SOURCE MATERIAL Start Marker

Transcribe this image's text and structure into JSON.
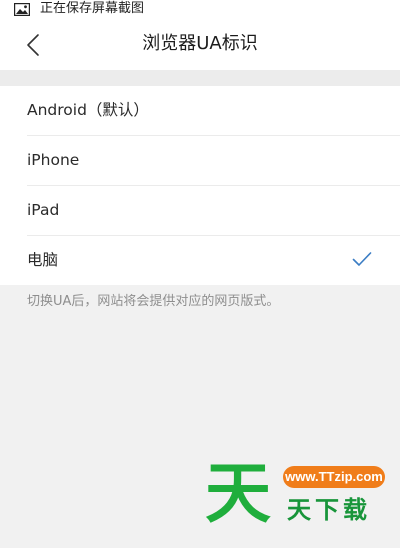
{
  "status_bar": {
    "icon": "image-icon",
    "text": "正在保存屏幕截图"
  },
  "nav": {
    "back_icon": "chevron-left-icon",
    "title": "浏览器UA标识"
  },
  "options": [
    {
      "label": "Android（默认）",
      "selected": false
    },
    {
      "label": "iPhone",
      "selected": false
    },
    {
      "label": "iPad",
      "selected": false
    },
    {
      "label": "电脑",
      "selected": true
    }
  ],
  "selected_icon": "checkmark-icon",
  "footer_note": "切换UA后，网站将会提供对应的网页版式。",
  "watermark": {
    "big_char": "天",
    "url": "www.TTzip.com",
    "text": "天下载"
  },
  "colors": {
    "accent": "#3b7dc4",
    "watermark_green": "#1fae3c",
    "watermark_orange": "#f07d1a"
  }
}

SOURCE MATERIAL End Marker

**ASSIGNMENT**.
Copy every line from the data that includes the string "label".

**ANSWER FOR THE TASK**.
      "label": "Android（默认）",
      "label": "iPhone",
      "label": "iPad",
      "label": "电脑",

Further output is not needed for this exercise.